──────── Material for this exercise ────────

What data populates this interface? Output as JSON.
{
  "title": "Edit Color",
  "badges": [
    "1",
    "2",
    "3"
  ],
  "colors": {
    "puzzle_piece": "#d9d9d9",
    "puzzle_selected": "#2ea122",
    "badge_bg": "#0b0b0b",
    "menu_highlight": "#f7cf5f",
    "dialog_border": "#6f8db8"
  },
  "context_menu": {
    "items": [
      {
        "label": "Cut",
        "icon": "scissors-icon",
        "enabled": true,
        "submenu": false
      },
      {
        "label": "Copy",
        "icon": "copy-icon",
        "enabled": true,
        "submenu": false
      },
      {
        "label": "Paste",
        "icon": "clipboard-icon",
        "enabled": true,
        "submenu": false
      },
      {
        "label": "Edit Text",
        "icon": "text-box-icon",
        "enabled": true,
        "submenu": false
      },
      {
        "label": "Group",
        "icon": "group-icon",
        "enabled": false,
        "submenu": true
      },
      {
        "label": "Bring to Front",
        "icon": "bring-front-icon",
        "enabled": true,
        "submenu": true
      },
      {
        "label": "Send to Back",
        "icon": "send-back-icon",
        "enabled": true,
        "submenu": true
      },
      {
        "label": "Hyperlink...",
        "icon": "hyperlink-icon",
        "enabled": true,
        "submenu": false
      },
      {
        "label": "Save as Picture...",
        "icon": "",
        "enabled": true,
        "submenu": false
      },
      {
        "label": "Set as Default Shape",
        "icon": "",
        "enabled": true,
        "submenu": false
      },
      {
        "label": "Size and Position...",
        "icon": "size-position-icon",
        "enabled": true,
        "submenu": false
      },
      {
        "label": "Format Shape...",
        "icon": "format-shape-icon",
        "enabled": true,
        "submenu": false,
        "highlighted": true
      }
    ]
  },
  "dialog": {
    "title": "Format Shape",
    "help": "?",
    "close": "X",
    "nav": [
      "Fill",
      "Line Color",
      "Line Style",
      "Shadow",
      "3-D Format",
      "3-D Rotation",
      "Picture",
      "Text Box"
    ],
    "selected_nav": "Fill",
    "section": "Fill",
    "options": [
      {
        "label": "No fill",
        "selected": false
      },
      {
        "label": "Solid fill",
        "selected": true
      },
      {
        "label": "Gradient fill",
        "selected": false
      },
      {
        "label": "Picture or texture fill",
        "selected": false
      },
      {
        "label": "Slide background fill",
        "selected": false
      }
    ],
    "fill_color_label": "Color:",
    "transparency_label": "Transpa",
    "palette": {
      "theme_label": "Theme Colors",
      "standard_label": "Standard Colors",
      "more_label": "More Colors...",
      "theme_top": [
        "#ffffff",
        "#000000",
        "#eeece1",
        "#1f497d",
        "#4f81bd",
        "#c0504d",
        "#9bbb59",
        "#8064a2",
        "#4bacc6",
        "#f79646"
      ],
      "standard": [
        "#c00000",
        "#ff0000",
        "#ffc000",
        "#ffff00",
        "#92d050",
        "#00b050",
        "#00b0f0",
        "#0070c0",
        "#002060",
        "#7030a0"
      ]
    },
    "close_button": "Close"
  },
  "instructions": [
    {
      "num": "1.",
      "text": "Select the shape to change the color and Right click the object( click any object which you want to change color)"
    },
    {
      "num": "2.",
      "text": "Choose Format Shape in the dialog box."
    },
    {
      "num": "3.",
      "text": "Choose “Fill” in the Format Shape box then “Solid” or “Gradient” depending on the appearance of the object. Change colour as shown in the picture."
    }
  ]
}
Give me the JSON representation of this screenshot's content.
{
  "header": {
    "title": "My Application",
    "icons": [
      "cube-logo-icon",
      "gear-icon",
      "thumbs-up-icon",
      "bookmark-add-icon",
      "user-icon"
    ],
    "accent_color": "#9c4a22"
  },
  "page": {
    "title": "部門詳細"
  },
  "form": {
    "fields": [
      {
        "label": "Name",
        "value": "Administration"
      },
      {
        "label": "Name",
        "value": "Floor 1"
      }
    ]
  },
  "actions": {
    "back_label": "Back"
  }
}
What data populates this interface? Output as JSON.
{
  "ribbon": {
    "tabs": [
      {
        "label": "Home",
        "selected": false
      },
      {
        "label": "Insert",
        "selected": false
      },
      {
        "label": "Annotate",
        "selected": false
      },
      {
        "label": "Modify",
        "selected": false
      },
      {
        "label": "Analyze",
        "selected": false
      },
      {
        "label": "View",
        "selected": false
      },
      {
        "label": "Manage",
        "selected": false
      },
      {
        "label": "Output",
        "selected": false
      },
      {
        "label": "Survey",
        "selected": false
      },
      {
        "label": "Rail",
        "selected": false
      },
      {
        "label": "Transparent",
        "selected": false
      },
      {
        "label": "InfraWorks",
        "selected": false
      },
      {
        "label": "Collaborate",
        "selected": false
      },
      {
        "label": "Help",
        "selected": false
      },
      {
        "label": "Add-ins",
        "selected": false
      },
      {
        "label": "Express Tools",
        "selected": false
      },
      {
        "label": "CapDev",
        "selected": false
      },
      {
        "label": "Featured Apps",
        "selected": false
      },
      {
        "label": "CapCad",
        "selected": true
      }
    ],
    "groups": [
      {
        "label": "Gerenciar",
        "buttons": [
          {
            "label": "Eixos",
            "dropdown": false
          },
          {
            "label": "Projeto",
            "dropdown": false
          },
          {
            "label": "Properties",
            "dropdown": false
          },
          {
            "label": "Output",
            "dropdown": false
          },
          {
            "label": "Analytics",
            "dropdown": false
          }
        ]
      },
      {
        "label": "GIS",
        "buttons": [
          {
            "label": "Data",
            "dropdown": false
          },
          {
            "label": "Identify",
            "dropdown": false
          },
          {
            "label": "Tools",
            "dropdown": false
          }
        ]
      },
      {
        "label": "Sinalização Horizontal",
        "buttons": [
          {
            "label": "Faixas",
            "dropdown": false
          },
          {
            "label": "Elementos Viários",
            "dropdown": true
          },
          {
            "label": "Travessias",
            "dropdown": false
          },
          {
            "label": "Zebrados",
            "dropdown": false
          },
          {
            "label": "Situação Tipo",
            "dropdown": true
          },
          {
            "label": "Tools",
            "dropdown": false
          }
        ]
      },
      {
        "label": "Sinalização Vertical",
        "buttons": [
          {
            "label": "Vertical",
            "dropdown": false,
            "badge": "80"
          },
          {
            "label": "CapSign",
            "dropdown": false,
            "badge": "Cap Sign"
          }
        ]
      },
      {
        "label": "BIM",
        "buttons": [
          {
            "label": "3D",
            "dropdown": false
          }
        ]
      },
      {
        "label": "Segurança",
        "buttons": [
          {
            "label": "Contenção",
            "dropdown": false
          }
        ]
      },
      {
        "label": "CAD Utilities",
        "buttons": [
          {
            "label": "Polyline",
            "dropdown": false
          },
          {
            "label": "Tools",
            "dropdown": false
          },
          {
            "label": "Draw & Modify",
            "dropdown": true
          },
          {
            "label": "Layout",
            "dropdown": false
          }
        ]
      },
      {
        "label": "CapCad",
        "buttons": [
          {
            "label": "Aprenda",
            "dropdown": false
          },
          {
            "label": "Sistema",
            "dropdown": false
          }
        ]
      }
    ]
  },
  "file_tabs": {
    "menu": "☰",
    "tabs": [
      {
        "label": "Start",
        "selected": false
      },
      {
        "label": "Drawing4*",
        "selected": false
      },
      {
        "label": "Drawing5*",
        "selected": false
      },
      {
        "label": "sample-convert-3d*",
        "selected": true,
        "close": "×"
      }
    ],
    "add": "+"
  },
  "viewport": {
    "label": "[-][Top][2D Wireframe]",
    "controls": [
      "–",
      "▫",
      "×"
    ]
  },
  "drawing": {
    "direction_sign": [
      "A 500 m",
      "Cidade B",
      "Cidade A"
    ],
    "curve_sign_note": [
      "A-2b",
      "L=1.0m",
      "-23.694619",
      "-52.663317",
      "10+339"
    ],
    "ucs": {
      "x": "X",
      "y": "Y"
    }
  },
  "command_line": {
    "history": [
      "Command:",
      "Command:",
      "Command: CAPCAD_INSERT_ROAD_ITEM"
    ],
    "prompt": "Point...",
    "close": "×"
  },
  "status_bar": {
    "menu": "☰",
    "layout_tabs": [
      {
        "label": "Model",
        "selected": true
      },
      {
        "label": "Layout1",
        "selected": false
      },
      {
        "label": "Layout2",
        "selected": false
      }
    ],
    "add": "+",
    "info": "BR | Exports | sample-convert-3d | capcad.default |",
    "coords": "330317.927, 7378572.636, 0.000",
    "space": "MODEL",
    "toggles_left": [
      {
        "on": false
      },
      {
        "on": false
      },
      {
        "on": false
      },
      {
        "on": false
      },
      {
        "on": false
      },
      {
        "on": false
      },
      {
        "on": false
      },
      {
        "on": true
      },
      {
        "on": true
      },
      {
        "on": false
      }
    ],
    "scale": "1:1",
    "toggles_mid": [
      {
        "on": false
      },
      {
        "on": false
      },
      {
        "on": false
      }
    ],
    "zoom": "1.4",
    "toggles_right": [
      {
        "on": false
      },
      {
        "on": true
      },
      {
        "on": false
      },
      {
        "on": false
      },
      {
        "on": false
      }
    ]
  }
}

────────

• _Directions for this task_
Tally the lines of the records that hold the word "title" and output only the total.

• _Finished exercise_
4